PROBLEM DETAILS - Reading the records below, find how many lines include the word "Schwarz" and give that number alone.

[Page and application data records]
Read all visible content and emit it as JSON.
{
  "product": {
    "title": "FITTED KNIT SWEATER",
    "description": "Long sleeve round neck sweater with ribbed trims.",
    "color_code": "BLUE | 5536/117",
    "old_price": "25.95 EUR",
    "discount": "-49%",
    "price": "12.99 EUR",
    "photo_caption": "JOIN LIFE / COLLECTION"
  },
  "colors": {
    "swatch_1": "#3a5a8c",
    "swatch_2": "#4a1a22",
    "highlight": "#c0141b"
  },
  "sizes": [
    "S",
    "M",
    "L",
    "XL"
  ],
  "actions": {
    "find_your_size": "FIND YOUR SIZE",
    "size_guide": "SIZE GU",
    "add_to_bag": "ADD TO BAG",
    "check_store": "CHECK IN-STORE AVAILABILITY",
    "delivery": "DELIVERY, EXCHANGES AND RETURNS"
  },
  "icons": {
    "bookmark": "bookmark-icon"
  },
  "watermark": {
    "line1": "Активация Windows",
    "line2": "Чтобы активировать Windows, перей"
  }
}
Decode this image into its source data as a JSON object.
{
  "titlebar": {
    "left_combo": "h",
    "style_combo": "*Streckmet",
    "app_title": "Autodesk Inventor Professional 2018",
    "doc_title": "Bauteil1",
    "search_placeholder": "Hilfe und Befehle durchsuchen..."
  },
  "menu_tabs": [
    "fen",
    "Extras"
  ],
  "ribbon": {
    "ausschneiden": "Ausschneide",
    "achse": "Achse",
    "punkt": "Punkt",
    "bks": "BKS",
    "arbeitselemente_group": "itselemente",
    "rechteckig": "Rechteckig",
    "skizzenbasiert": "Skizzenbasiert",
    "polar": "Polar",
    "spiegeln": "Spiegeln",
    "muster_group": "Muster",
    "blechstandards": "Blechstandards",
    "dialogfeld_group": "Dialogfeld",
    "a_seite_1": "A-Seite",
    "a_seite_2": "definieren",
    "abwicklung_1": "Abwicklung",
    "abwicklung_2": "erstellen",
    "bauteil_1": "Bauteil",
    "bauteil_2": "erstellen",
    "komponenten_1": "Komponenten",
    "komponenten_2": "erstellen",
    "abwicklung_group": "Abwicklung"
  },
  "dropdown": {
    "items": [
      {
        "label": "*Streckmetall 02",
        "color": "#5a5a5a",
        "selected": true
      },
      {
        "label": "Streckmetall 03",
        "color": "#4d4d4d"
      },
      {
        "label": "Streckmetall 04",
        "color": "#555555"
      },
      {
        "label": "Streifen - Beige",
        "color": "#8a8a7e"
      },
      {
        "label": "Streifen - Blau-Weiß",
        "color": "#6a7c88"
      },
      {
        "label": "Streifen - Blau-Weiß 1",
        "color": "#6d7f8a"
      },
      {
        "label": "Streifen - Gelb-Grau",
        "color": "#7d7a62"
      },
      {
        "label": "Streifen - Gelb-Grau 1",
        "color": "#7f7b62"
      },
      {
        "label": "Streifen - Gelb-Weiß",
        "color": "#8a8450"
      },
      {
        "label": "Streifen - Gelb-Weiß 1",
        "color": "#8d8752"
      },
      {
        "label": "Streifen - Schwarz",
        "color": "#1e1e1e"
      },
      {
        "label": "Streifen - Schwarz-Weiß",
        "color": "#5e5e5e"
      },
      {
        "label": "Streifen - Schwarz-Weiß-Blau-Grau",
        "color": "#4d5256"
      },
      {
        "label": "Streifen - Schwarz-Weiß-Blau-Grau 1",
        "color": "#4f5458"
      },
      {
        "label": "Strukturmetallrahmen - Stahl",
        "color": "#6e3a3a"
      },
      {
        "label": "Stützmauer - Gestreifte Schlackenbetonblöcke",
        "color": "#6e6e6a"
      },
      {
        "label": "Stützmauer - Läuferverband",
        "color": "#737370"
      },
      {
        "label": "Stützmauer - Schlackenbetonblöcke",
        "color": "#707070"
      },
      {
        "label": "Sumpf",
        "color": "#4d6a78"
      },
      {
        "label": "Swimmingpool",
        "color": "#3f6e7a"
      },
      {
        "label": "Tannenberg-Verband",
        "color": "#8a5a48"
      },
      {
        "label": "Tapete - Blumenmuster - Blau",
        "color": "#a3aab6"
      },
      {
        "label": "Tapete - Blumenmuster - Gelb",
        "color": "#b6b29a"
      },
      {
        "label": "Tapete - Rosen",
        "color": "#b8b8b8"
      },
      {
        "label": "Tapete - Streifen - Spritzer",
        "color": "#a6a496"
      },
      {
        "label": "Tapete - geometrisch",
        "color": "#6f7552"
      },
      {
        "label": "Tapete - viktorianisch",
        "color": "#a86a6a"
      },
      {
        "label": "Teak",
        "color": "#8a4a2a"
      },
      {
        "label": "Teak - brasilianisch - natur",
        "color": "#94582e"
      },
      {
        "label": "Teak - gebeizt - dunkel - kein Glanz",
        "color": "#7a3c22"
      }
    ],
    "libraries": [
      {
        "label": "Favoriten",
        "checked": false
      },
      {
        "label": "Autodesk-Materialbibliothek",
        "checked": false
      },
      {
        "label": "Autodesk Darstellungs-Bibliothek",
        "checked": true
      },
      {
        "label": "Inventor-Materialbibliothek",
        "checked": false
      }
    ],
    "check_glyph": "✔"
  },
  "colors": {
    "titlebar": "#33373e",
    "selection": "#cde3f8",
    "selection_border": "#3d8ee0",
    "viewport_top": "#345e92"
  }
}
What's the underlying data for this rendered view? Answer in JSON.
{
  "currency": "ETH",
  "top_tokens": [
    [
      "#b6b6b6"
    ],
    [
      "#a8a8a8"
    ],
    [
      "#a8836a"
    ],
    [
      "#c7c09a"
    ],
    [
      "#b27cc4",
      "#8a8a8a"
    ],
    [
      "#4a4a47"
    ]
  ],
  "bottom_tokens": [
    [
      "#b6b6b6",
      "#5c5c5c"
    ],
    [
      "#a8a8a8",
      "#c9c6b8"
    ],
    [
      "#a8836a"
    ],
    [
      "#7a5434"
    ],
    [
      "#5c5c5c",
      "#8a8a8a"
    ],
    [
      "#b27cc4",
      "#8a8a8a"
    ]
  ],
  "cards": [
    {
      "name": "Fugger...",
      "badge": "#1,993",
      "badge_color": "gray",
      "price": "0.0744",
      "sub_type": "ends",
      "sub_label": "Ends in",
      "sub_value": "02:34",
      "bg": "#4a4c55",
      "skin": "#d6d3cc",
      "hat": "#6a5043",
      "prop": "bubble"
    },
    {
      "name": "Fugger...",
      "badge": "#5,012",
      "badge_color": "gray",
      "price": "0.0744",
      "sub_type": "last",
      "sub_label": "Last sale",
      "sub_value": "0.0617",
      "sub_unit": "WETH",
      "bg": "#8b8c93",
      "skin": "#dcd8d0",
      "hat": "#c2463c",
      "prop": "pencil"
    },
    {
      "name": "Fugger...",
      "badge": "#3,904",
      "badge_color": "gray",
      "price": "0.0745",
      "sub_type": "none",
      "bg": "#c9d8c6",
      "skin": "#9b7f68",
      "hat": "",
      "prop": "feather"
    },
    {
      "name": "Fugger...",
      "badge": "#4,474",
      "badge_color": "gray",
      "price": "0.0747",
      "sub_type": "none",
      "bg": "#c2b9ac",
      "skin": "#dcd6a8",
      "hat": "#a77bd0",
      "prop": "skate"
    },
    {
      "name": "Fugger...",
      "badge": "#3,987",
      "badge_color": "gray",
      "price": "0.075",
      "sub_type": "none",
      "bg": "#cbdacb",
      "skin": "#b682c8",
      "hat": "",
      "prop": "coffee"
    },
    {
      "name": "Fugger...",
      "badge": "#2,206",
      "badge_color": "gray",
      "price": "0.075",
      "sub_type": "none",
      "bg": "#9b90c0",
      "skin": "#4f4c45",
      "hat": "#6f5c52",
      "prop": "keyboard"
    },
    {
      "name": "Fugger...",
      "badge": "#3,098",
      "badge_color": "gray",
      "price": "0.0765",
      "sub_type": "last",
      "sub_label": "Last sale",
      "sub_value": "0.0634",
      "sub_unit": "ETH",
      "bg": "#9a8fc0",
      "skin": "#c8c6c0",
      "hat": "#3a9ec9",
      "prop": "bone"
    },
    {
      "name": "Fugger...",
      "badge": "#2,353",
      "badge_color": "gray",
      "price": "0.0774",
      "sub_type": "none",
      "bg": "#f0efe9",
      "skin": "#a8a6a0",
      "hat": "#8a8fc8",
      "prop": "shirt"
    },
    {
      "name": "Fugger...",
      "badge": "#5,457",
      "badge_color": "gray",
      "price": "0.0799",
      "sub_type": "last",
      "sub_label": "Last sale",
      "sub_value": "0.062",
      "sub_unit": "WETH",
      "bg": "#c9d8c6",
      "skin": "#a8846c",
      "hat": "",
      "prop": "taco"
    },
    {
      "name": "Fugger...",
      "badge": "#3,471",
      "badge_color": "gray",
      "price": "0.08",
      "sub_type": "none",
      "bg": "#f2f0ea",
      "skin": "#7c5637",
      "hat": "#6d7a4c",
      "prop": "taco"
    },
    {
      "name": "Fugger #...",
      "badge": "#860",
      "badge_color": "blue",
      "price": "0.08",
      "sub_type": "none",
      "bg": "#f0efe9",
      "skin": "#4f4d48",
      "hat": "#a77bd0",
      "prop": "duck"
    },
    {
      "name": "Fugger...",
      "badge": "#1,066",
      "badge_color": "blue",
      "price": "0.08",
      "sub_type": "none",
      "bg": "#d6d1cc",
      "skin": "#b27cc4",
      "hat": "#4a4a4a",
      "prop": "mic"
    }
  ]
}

SOLVED EXERCISE - 4